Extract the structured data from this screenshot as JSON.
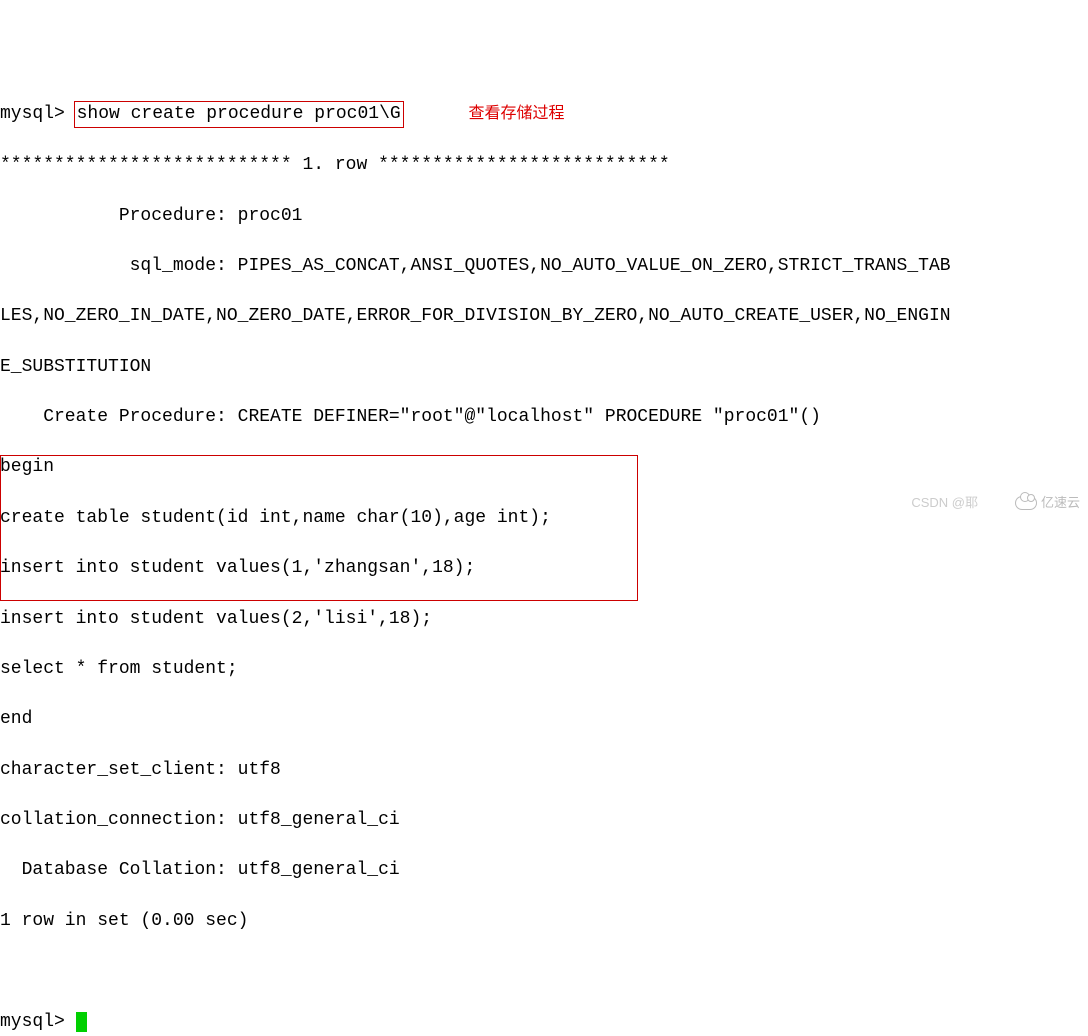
{
  "prompt1": "mysql> ",
  "command": "show create procedure proc01\\G",
  "annotation": "查看存储过程",
  "row_sep_left": "*************************** ",
  "row_sep_mid": "1. row",
  "row_sep_right": " ***************************",
  "procedure_label": "           Procedure: ",
  "procedure_value": "proc01",
  "sql_mode_label": "            sql_mode: ",
  "sql_mode_line1": "PIPES_AS_CONCAT,ANSI_QUOTES,NO_AUTO_VALUE_ON_ZERO,STRICT_TRANS_TAB",
  "sql_mode_line2": "LES,NO_ZERO_IN_DATE,NO_ZERO_DATE,ERROR_FOR_DIVISION_BY_ZERO,NO_AUTO_CREATE_USER,NO_ENGIN",
  "sql_mode_line3": "E_SUBSTITUTION",
  "create_proc_label": "    Create Procedure: ",
  "create_proc_value": "CREATE DEFINER=\"root\"@\"localhost\" PROCEDURE \"proc01\"()",
  "body_begin": "begin",
  "body_create_table": "create table student(id int,name char(10),age int);",
  "body_insert1": "insert into student values(1,'zhangsan',18);",
  "body_insert2": "insert into student values(2,'lisi',18);",
  "body_select": "select * from student;",
  "body_end": "end",
  "charset_label": "character_set_client: ",
  "charset_value": "utf8",
  "collation_conn_label": "collation_connection: ",
  "collation_conn_value": "utf8_general_ci",
  "db_collation_label": "  Database Collation: ",
  "db_collation_value": "utf8_general_ci",
  "rows_msg": "1 row in set (0.00 sec)",
  "prompt2": "mysql> ",
  "watermark_csdn": "CSDN @耶",
  "watermark_brand": "亿速云"
}
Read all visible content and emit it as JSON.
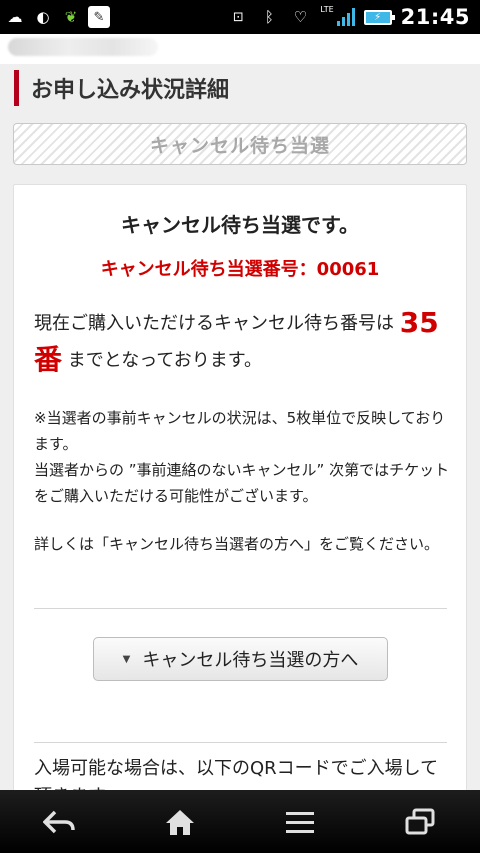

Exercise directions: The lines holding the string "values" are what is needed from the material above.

Answer for this exercise:
  "body_insert1": "insert into student values(1,'zhangsan',18);",
  "body_insert2": "insert into student values(2,'lisi',18);",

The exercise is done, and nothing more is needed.